In the case of the National Party, these harsh and ruthless arguments almost always originate from the deep social wounds that were opened up in the course of constructing the global economy that the neoliberal ideology both explains and defends. Perhaps the best description of what the first two decades of neoliberalism wrought was provided by the American liberal philosopher, Richard Rorty. In his 1998 book,Achieving Our Country, he also accurately prophesied our present populist fevers:
“Members of labor unions, and unorganized unskilled workers, will sooner or later realize that their government is not even trying to prevent wages from sinking or to prevent jobs from being exported. Around the same time, they will realize that suburban white-collar workers — themselves desperately afraid of being downsized — are not going to let themselves be taxed to provide social benefits for anyone else.
“At that point, something will crack. The non-suburban electorate will decide that the system has failed and start looking for a strongman to vote for — someone willing to assure them that, once he is elected, the smug bureaucrats, tricky lawyers, overpaid bond salesmen, and postmodernist professors will no longer be calling the shots.”
Simon Bridges’ graceless response to the Ardern Government’s Covid-19 Pandemic Economic Response Package was a potent example of the way in which right-wing parties like National remind Rorty’s “suburban white-collar workers” that the best way to prevent themselves from being “taxed to provide social benefits for anyone else” is to put their votes behind those who will not countenance the notion that beneficiaries are citizens too.
Critics of Bridges’ harsh words – and there have been many – cannot fathom how any decent person could fail so abjectly to recognise the needs of their fellow New Zealanders.
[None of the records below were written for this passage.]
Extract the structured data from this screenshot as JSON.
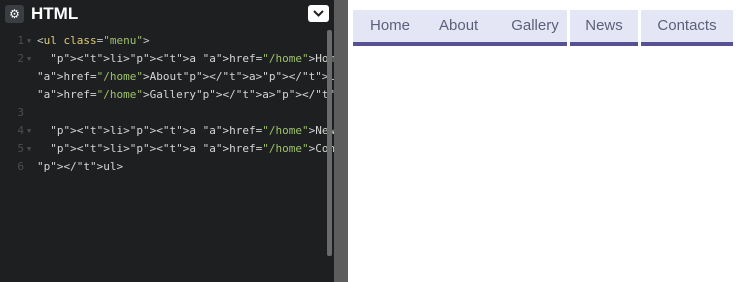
{
  "editor": {
    "title": "HTML",
    "gear_icon": "⚙",
    "line_numbers": [
      "1",
      "2",
      "3",
      "4",
      "5"
    ]
  },
  "code": {
    "line1": {
      "open": "<",
      "tag": "ul",
      "attr": " class",
      "eq": "=",
      "val": "\"menu\"",
      "close": ">"
    },
    "line2a": {
      "text": "  <li><a href=\"/home\">Home</a></li><li><a"
    },
    "line2b": {
      "text": "href=\"/home\">About</a></li><li><a"
    },
    "line2c": {
      "text": "href=\"/home\">Gallery</a></li>"
    },
    "line4": {
      "text": "  <li><a href=\"/home\">News</a></li>"
    },
    "line5": {
      "text": "  <li><a href=\"/home\">Contacts</a></li>"
    },
    "line6": {
      "text": "</ul>"
    }
  },
  "menu": {
    "items": [
      {
        "label": "Home"
      },
      {
        "label": "About"
      },
      {
        "label": "Gallery"
      },
      {
        "label": "News"
      },
      {
        "label": "Contacts"
      }
    ]
  },
  "colors": {
    "editor_bg": "#1d1f20",
    "menu_bg": "#e5e6f5",
    "menu_border": "#565192",
    "menu_text": "#5c5f7a"
  }
}
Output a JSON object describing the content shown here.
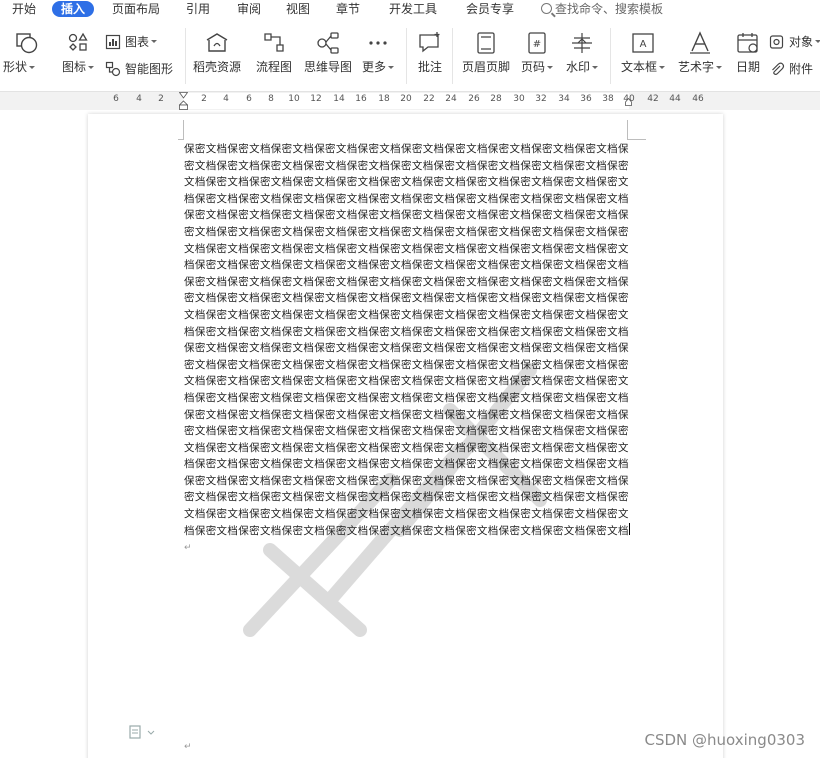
{
  "menu": {
    "items": [
      "开始",
      "插入",
      "页面布局",
      "引用",
      "审阅",
      "视图",
      "章节",
      "开发工具",
      "会员专享"
    ],
    "active_index": 1,
    "search_placeholder": "查找命令、搜索模板"
  },
  "toolbar": {
    "shape": "形状",
    "icon": "图标",
    "chart": "图表",
    "smart_graphic": "智能图形",
    "docer": "稻壳资源",
    "flowchart": "流程图",
    "mindmap": "思维导图",
    "more": "更多",
    "comment": "批注",
    "header_footer": "页眉页脚",
    "page_number": "页码",
    "watermark": "水印",
    "textbox": "文本框",
    "wordart": "艺术字",
    "date": "日期",
    "object": "对象",
    "attachment": "附件"
  },
  "ruler": {
    "labels": [
      "6",
      "4",
      "2",
      "2",
      "4",
      "6",
      "8",
      "10",
      "12",
      "14",
      "16",
      "18",
      "20",
      "22",
      "24",
      "26",
      "28",
      "30",
      "32",
      "34",
      "36",
      "38",
      "40",
      "42",
      "44",
      "46"
    ]
  },
  "document": {
    "repeated_phrase": "保密文档",
    "repeat_count": 246,
    "paragraph_mark": "↵"
  },
  "footer": {
    "credit": "CSDN @huoxing0303"
  },
  "colors": {
    "accent": "#2e6fe6",
    "watermark": "#c9c9c9"
  }
}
To these people, the best of us, I would say – more in sorrow than in anger – read Bloodlands. From its grim pages you will learn about political leaders who, over many years, were able to convince their followers that while some human-beings are indeed endowed with rights and are, therefore, worthy of the state’s protection; there are others, masquerading as human-beings, who are not. In the case of Stalin’s and Hitler’s followers, these convictions allowed them to slaughter “class enemies” and “sub-humans” by the thousand – by the million. Those with something to lose; those with something to gain; when set in motion by leaders willing to sanction and facilitate whatever measures are deemed necessary to advance their interests; will do anything, stop at nothing.
We are not an inherently benign species. For good, or ill, we are easily led. That’s why the character of a nation’s leadership matters. That’s why it matters more than anything.